Our view of the sea
But we could see it only over a barricade of rooftops jam-packed with TV antennas, hot-water tanks and solar panels. An arresting feature of the 6 or 8 tanks we could see (more than I could fit in the picture) was that, although each tank bore the name of its manufacturer in vivid display type, no two tanks had the same name. It looked as if the Cretan counterpart of Consumers Union had chosen this neighborhood as a testbed. The front of the hotel faced the water without such intervening obstructions, but our room and its balcony were on one side. That’s probably why the price of the room and breakfast was quite reasonable. I have to concede that the balcony wasn’t large enough for entertaining, but our plans didn’t include that.

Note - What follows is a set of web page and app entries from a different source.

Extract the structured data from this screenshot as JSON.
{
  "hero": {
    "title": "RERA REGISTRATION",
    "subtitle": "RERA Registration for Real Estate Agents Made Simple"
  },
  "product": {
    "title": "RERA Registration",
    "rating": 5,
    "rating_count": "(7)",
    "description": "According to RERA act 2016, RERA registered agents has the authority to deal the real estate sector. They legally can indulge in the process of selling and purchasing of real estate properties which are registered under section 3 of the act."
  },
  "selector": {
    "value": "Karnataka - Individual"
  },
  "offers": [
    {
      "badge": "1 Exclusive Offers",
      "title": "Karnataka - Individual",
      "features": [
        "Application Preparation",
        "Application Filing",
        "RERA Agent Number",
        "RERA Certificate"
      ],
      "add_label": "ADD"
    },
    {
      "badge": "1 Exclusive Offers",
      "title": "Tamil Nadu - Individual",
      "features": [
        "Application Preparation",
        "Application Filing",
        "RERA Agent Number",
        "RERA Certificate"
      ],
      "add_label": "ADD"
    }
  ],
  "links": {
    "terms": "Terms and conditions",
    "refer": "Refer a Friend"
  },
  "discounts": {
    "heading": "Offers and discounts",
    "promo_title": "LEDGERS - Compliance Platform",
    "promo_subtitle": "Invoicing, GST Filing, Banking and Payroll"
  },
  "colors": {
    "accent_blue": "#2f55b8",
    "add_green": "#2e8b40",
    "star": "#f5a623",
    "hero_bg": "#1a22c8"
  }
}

This had been a far more athletic day than we’d expected. We knew before starting out that we’d have to haul our stuff up the hill in Chóra Sfakíon, but we weren’t expecting the futile excursion to try to stop a bus in Vrísses (conducted at as close to a jog-trot as we could manage while fully burdened, and begun when we had just hauled everything up the hill from the place where we’d eaten lunch). Nor had we counted on taking our luggage for a long walk in the heat of the Réthymno afternoon.

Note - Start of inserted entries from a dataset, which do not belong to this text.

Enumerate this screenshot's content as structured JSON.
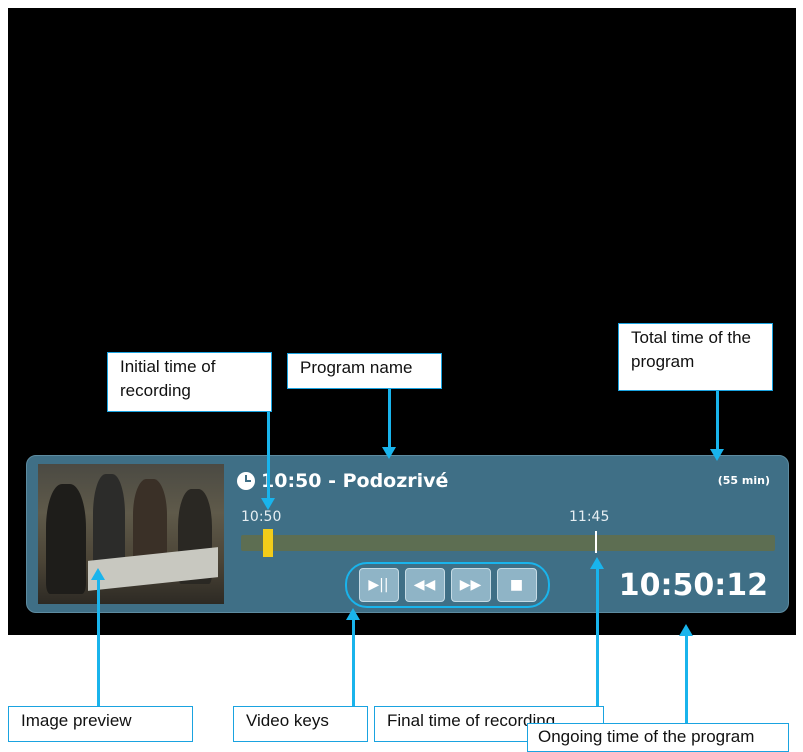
{
  "osd": {
    "program_title": "10:50 - Podozrivé",
    "duration": "(55 min)",
    "start_time": "10:50",
    "end_time": "11:45",
    "current_time": "10:50:12",
    "keys": [
      "▶||",
      "◀◀",
      "▶▶",
      "■"
    ]
  },
  "callouts": {
    "initial_time": "Initial time of recording",
    "program_name": "Program name",
    "total_time": "Total time of the program",
    "image_preview": "Image preview",
    "video_keys": "Video keys",
    "final_time": "Final time of recording",
    "ongoing_time": "Ongoing time of the program"
  },
  "colors": {
    "accent": "#19b4ec",
    "osd_bg": "#3f6f86",
    "marker": "#f2cc1a"
  }
}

We took advantage of beds as well as balcony to rest up before dinner, and by 8:00pm decided that we’d bounced back somewhat. We took a stroll on the seawall, watching the waves crash on the rocks that lined the shore a little way out. We ate at the Fanári (‘Lighthouse’) taverna, just around the corner from the Idéon. Like many seaside restaurants in Crete, its kitchen and indoor dining room is on the landward side of the street, and on the seaward side is a tented dining area where, when the weather allows, as it did this night, most people eat. (I should add that the weather allowed mainly because a clear plastic curtain was partially closed to keep the wind off while permitting at least some of the seaside ambience to get in.) The waiters have to dodge traffic to carry food and dishes back and forth. I don’t know how this works out during the high season, but things were fairly quiet now.

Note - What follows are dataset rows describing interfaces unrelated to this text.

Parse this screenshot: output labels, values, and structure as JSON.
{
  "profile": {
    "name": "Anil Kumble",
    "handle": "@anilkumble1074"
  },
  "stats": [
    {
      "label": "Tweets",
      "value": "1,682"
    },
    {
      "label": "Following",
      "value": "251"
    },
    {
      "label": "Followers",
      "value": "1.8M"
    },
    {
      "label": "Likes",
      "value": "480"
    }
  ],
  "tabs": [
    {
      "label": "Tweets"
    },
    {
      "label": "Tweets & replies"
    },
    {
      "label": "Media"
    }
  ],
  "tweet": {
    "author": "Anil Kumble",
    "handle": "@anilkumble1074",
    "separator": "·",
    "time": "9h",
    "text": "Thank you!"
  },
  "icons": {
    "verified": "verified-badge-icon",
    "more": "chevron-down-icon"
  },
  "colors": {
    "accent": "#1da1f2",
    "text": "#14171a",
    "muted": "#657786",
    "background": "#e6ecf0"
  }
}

Seated next to the seawall and sheltered by the plastic curtain, we began by sharing saganáki made with graviéra cheese and a “Cretan salad” whose ingredients were mixed greens (wild from the mountain) called tsitsirísta, tomatoes, graviéra cheese, and balsamic dressing. For a main course, I had a whole fish: gray snapper (called tsipoúri) from which I removed the bones myself, fortunately not a hard job. Rice went with it. Dorothea had baked stuffed eggplant topped with cheese—both mizíthra and graviéra—and a side order of rice to eat with it. All the food was good, and the salad—like most we’d had in Crete—was transcendant. We shared a half-liter of house white wine, mildly resinated and quite pleasant. To finish up, they brought us chunks of watermelon.

A fine finish to an occasionally difficult day.